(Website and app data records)
== Segment start ==
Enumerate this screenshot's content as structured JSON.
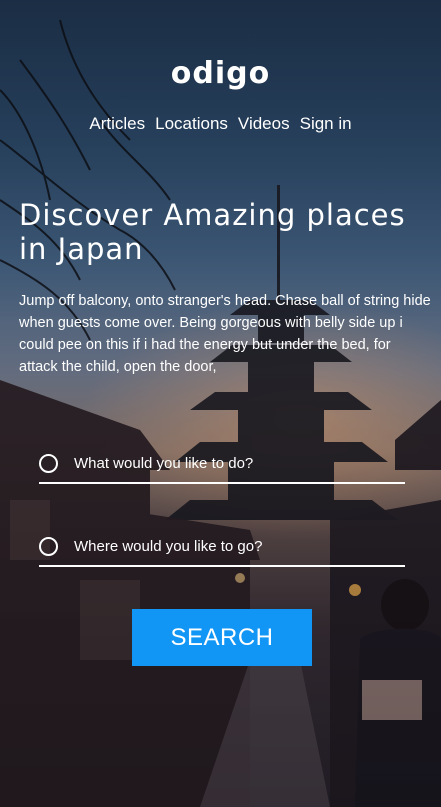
{
  "brand": {
    "logo_text": "odigo"
  },
  "nav": {
    "items": [
      {
        "label": "Articles"
      },
      {
        "label": "Locations"
      },
      {
        "label": "Videos"
      },
      {
        "label": "Sign in"
      }
    ]
  },
  "hero": {
    "title": "Discover Amazing places in Japan",
    "description": "Jump off balcony, onto stranger's head. Chase ball of string hide when guests come over. Being gorgeous with belly side up i could pee on this if i had the energy but under the bed, for attack the child, open the door,"
  },
  "search": {
    "activity_placeholder": "What would you like to do?",
    "location_placeholder": "Where would you like to go?",
    "button_label": "SEARCH"
  },
  "colors": {
    "accent": "#1296f5",
    "text": "#ffffff"
  }
}
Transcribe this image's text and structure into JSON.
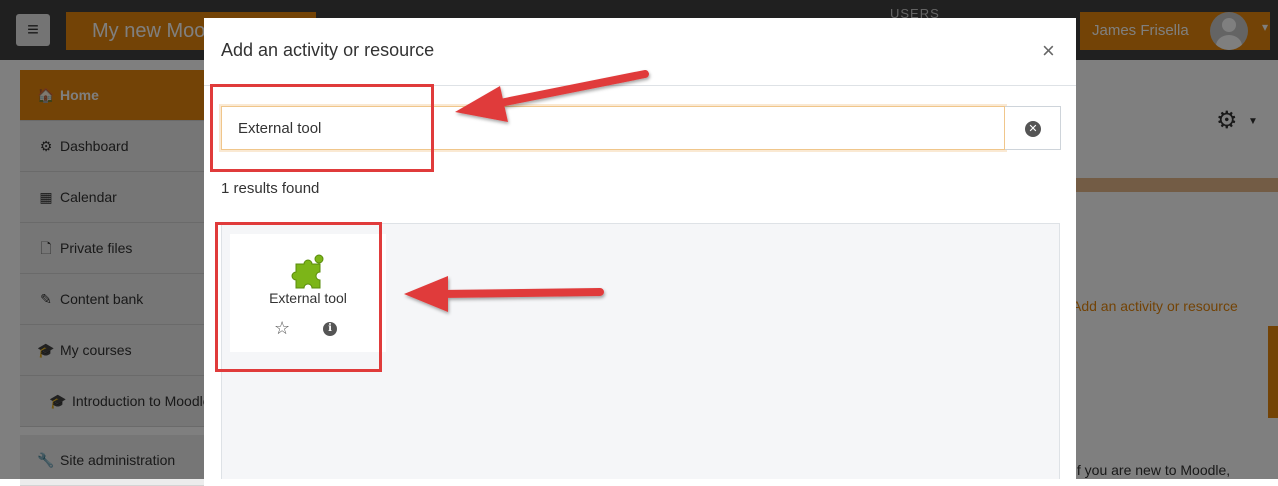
{
  "topbar": {
    "menu_icon": "hamburger-icon",
    "site_name": "My new Moodle site",
    "users_label": "USERS",
    "user_name": "James Frisella",
    "avatar_icon": "user-avatar-icon",
    "user_menu_caret": "▾"
  },
  "sidebar": {
    "items": [
      {
        "label": "Home",
        "icon": "home-icon",
        "glyph": "🏠",
        "active": true
      },
      {
        "label": "Dashboard",
        "icon": "dashboard-icon",
        "glyph": "⚙"
      },
      {
        "label": "Calendar",
        "icon": "calendar-icon",
        "glyph": "▦"
      },
      {
        "label": "Private files",
        "icon": "file-icon",
        "glyph": "🗋"
      },
      {
        "label": "Content bank",
        "icon": "paintbrush-icon",
        "glyph": "✎"
      },
      {
        "label": "My courses",
        "icon": "graduation-cap-icon",
        "glyph": "🎓"
      },
      {
        "label": "Introduction to Moodle",
        "icon": "graduation-cap-icon",
        "glyph": "🎓"
      },
      {
        "label": "Site administration",
        "icon": "wrench-icon",
        "glyph": "🔧"
      }
    ]
  },
  "page": {
    "settings_icon": "gear-icon",
    "add_activity_link": "Add an activity or resource",
    "intro_text_fragment": "If you are new to Moodle,"
  },
  "modal": {
    "title": "Add an activity or resource",
    "close_glyph": "×",
    "search": {
      "value": "External tool",
      "placeholder": "Search",
      "clear_icon": "clear-search-icon"
    },
    "results_count": "1 results found",
    "results": [
      {
        "name": "External tool",
        "icon": "puzzle-piece-icon",
        "star_icon": "star-icon",
        "info_icon": "info-icon"
      }
    ]
  },
  "colors": {
    "brand_orange": "#e6870c",
    "navbar": "#414141",
    "annotation_red": "#e03b3b",
    "plugin_green": "#7cb518"
  }
}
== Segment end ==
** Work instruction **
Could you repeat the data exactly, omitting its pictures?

** Worked solution **
Enumerate this screenshot's content as structured JSON.
{
  "brand": {
    "logo_text": "odigo"
  },
  "nav": {
    "items": [
      {
        "label": "Articles"
      },
      {
        "label": "Locations"
      },
      {
        "label": "Videos"
      },
      {
        "label": "Sign in"
      }
    ]
  },
  "hero": {
    "title": "Discover Amazing places in Japan",
    "description": "Jump off balcony, onto stranger's head. Chase ball of string hide when guests come over. Being gorgeous with belly side up i could pee on this if i had the energy but under the bed, for attack the child, open the door,"
  },
  "search": {
    "activity_placeholder": "What would you like to do?",
    "location_placeholder": "Where would you like to go?",
    "button_label": "SEARCH"
  },
  "colors": {
    "accent": "#1296f5",
    "text": "#ffffff"
  }
}
Transcribe this image's text and structure into JSON.
{
  "topbar": {
    "menu_icon": "hamburger-icon",
    "site_name": "My new Moodle site",
    "users_label": "USERS",
    "user_name": "James Frisella",
    "avatar_icon": "user-avatar-icon",
    "user_menu_caret": "▾"
  },
  "sidebar": {
    "items": [
      {
        "label": "Home",
        "icon": "home-icon",
        "glyph": "🏠",
        "active": true
      },
      {
        "label": "Dashboard",
        "icon": "dashboard-icon",
        "glyph": "⚙"
      },
      {
        "label": "Calendar",
        "icon": "calendar-icon",
        "glyph": "▦"
      },
      {
        "label": "Private files",
        "icon": "file-icon",
        "glyph": "🗋"
      },
      {
        "label": "Content bank",
        "icon": "paintbrush-icon",
        "glyph": "✎"
      },
      {
        "label": "My courses",
        "icon": "graduation-cap-icon",
        "glyph": "🎓"
      },
      {
        "label": "Introduction to Moodle",
        "icon": "graduation-cap-icon",
        "glyph": "🎓"
      },
      {
        "label": "Site administration",
        "icon": "wrench-icon",
        "glyph": "🔧"
      }
    ]
  },
  "page": {
    "settings_icon": "gear-icon",
    "add_activity_link": "Add an activity or resource",
    "intro_text_fragment": "If you are new to Moodle,"
  },
  "modal": {
    "title": "Add an activity or resource",
    "close_glyph": "×",
    "search": {
      "value": "External tool",
      "placeholder": "Search",
      "clear_icon": "clear-search-icon"
    },
    "results_count": "1 results found",
    "results": [
      {
        "name": "External tool",
        "icon": "puzzle-piece-icon",
        "star_icon": "star-icon",
        "info_icon": "info-icon"
      }
    ]
  },
  "colors": {
    "brand_orange": "#e6870c",
    "navbar": "#414141",
    "annotation_red": "#e03b3b",
    "plugin_green": "#7cb518"
  }
}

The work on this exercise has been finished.